━━━━━ Given entries

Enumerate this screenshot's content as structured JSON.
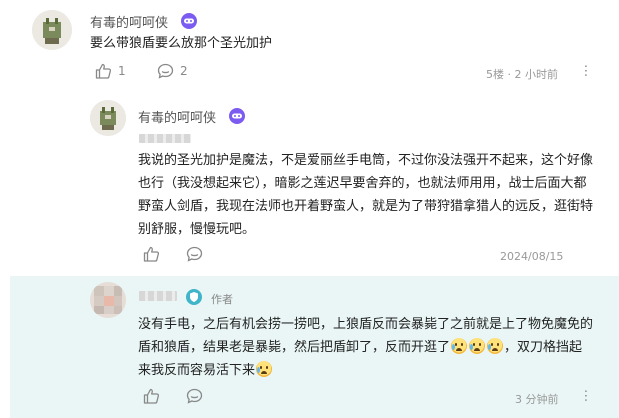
{
  "comment": {
    "username": "有毒的呵呵侠",
    "text": "要么带狼盾要么放那个圣光加护",
    "like_count": "1",
    "reply_count": "2",
    "meta": "5楼 · 2 小时前"
  },
  "reply1": {
    "username": "有毒的呵呵侠",
    "text": "我说的圣光加护是魔法，不是爱丽丝手电筒，不过你没法强开不起来，这个好像也行（我没想起来它），暗影之莲迟早要舍弃的，也就法师用用，战士后面大都野蛮人剑盾，我现在法师也开着野蛮人，就是为了带狩猎拿猎人的远反，逛街特别舒服，慢慢玩吧。",
    "date": "2024/08/15"
  },
  "reply2": {
    "author_tag": "作者",
    "text_part1": "没有手电，之后有机会捞一捞吧，上狼盾反而会暴毙了之前就是上了物免魔免的盾和狼盾，结果老是暴毙，然后把盾卸了，反而开逛了",
    "text_part2": "，双刀格挡起来我反而容易活下来",
    "time": "3 分钟前"
  },
  "colors": {
    "badge_purple": "#7c5cf0",
    "author_badge_teal": "#40b4c8",
    "reply_panel_bg": "#e9f6f5"
  },
  "icons": [
    "thumbs-up-icon",
    "comment-icon",
    "more-dots-icon",
    "game-badge-icon",
    "author-shield-icon",
    "crying-emoji-icon"
  ]
}
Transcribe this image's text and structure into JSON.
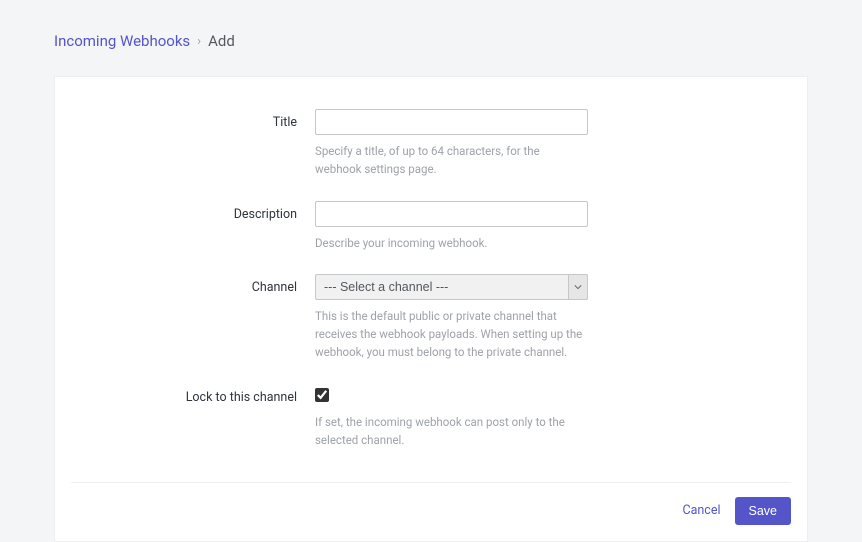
{
  "breadcrumb": {
    "parent": "Incoming Webhooks",
    "current": "Add"
  },
  "form": {
    "title": {
      "label": "Title",
      "value": "",
      "help": "Specify a title, of up to 64 characters, for the webhook settings page."
    },
    "description": {
      "label": "Description",
      "value": "",
      "help": "Describe your incoming webhook."
    },
    "channel": {
      "label": "Channel",
      "placeholder": "--- Select a channel ---",
      "help": "This is the default public or private channel that receives the webhook payloads. When setting up the webhook, you must belong to the private channel."
    },
    "lock": {
      "label": "Lock to this channel",
      "checked": true,
      "help": "If set, the incoming webhook can post only to the selected channel."
    }
  },
  "actions": {
    "cancel": "Cancel",
    "save": "Save"
  }
}
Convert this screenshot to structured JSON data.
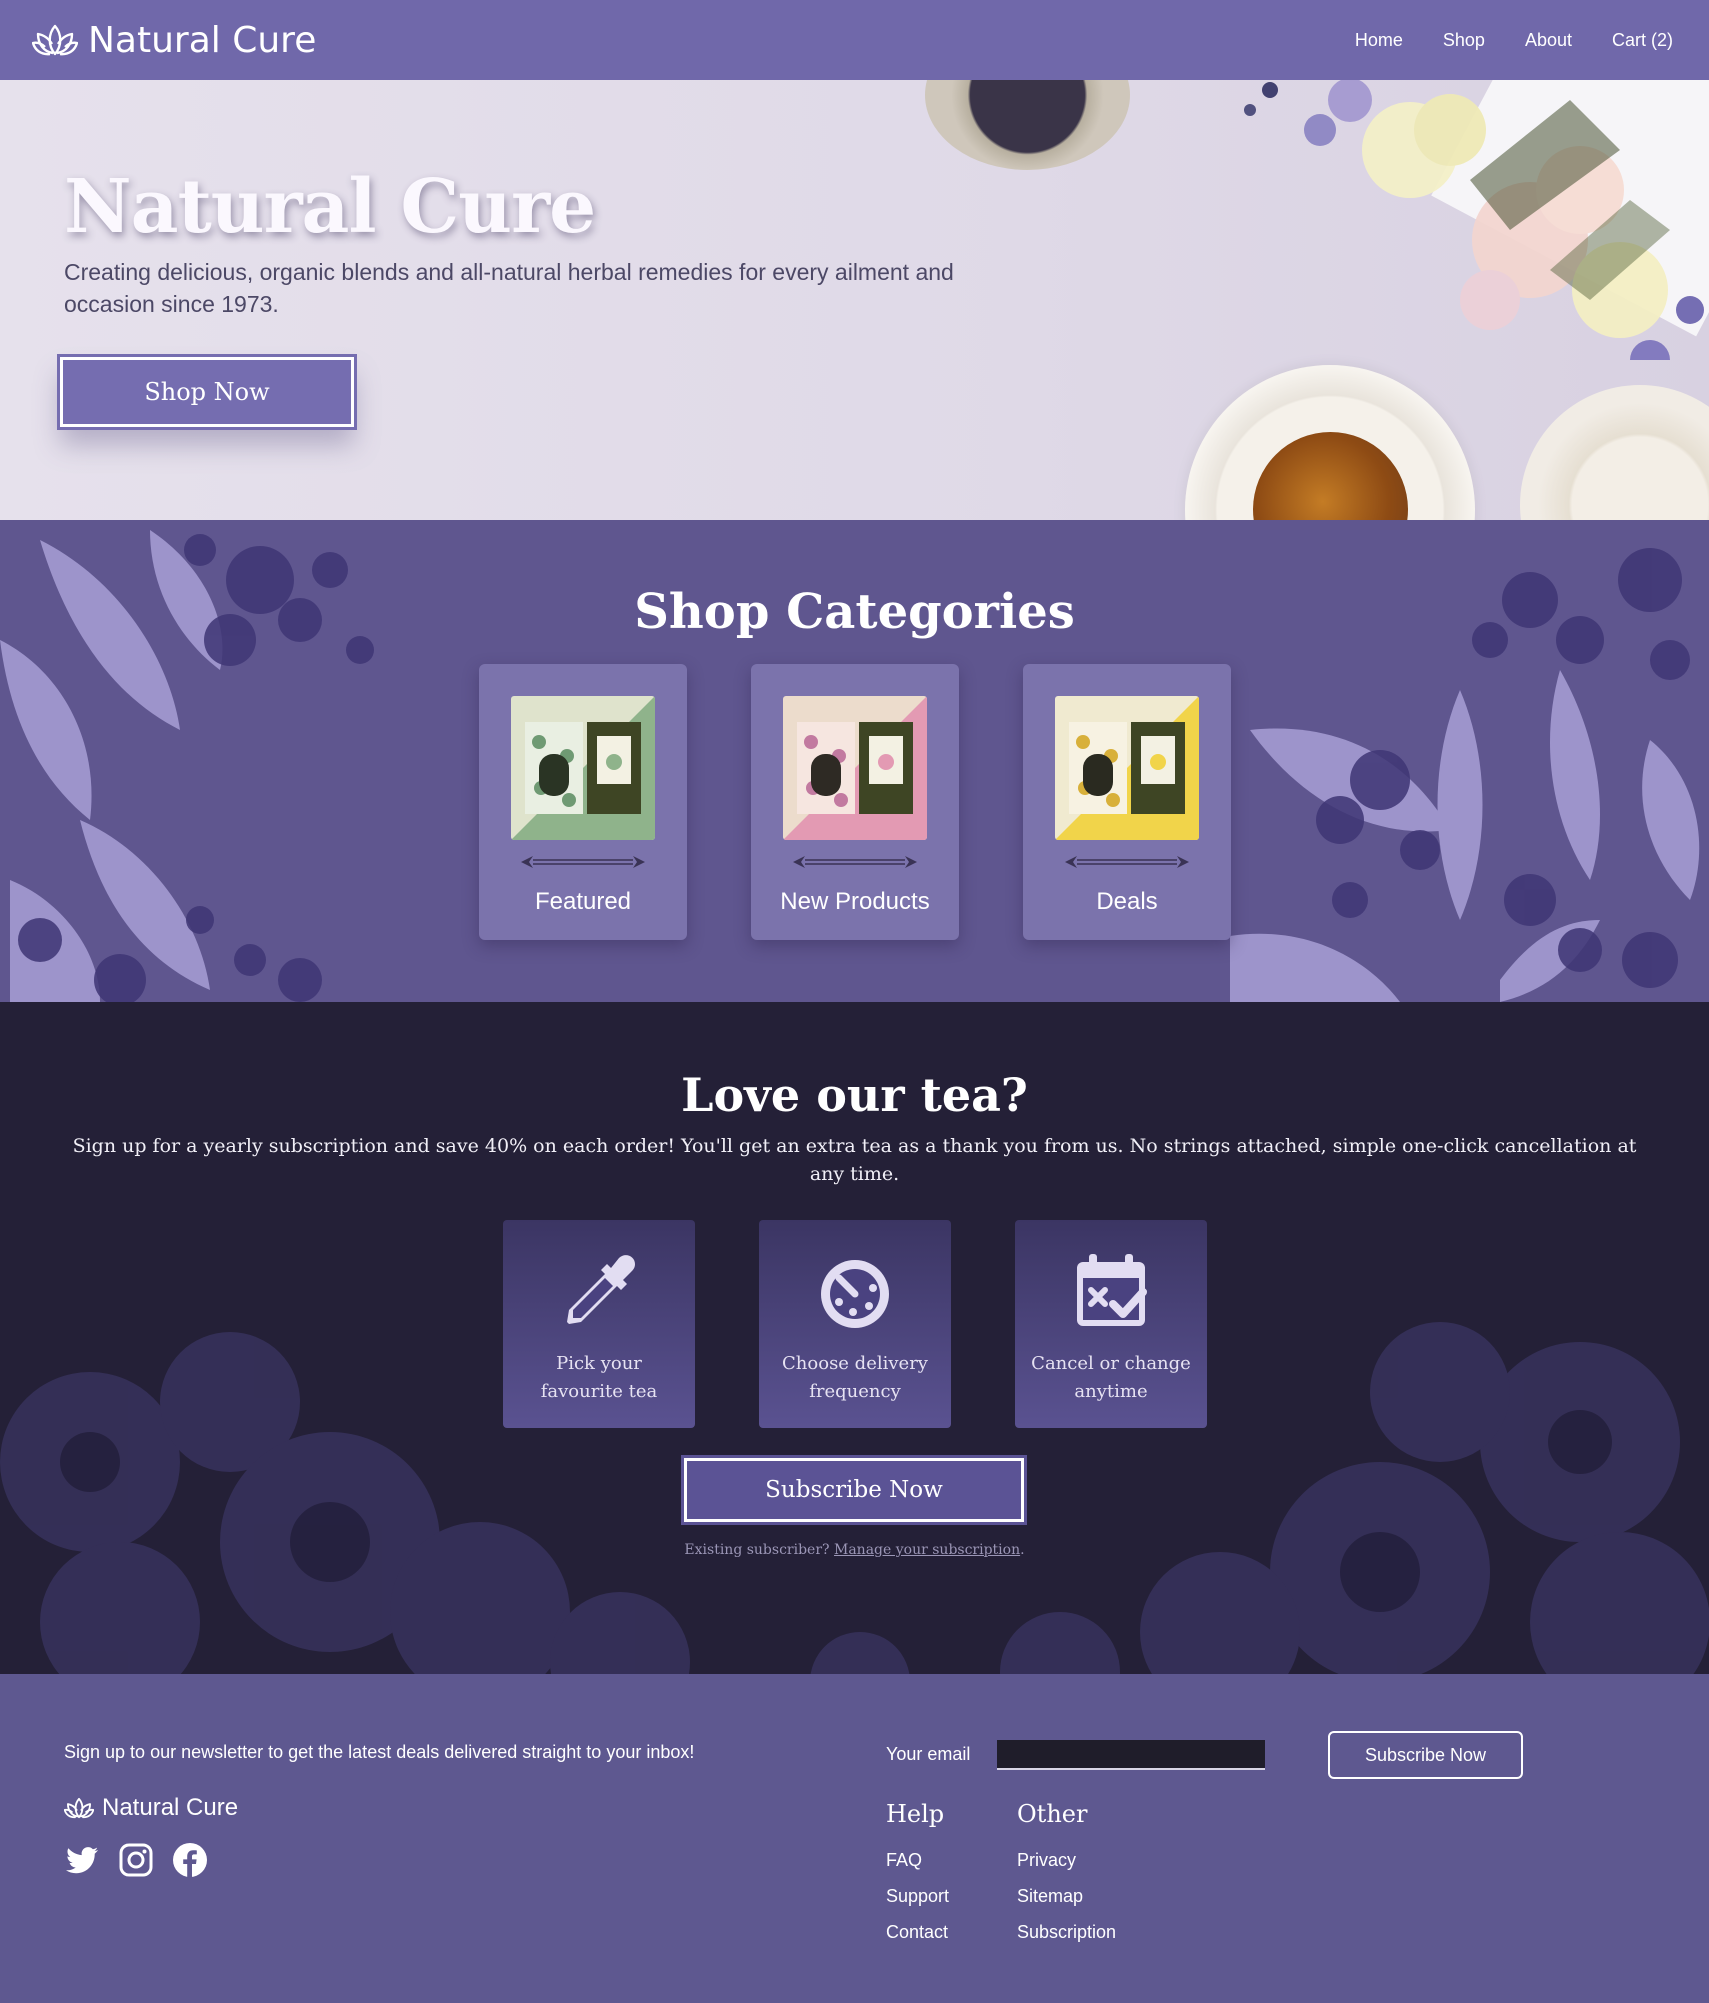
{
  "nav": {
    "brand": "Natural Cure",
    "links": [
      {
        "label": "Home"
      },
      {
        "label": "Shop"
      },
      {
        "label": "About"
      },
      {
        "label": "Cart (2)"
      }
    ]
  },
  "hero": {
    "title": "Natural Cure",
    "subtitle": "Creating delicious, organic blends and all-natural herbal remedies for every ailment and occasion since 1973.",
    "cta": "Shop Now"
  },
  "categories": {
    "title": "Shop Categories",
    "items": [
      {
        "label": "Featured",
        "accent": "#8fb38b"
      },
      {
        "label": "New Products",
        "accent": "#e39ab3"
      },
      {
        "label": "Deals",
        "accent": "#f1d44a"
      }
    ]
  },
  "subscription": {
    "title": "Love our tea?",
    "description": "Sign up for a yearly subscription and save 40% on each order! You'll get an extra tea as a thank you from us. No strings attached, simple one-click cancellation at any time.",
    "features": [
      {
        "label": "Pick your favourite tea",
        "icon": "eyedropper-icon"
      },
      {
        "label": "Choose delivery frequency",
        "icon": "stopwatch-icon"
      },
      {
        "label": "Cancel or change anytime",
        "icon": "calendar-check-icon"
      }
    ],
    "cta": "Subscribe Now",
    "existing_text": "Existing subscriber?",
    "existing_link": "Manage your subscription",
    "existing_end": "."
  },
  "footer": {
    "newsletter_text": "Sign up to our newsletter to get the latest deals delivered straight to your inbox!",
    "email_label": "Your email",
    "email_value": "",
    "subscribe_label": "Subscribe Now",
    "brand": "Natural Cure",
    "social": [
      "twitter-icon",
      "instagram-icon",
      "facebook-icon"
    ],
    "help": {
      "title": "Help",
      "links": [
        "FAQ",
        "Support",
        "Contact"
      ]
    },
    "other": {
      "title": "Other",
      "links": [
        "Privacy",
        "Sitemap",
        "Subscription"
      ]
    }
  },
  "colors": {
    "nav_bg": "#7068aa",
    "categories_bg": "#5f568f",
    "subscription_bg": "#242037",
    "footer_bg": "#5e5890"
  }
}
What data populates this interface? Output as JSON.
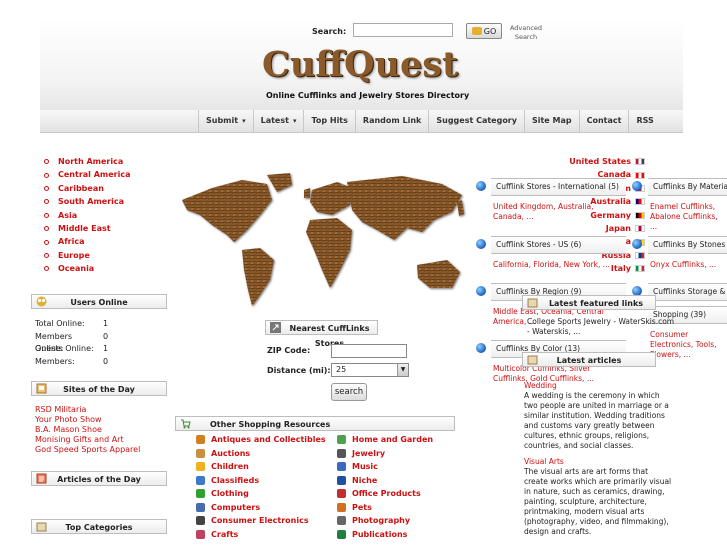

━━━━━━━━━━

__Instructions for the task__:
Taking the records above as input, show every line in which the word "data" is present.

__Your solution__:
Convert this screenshot to structured JSON data.
What data populates this interface? Output as JSON.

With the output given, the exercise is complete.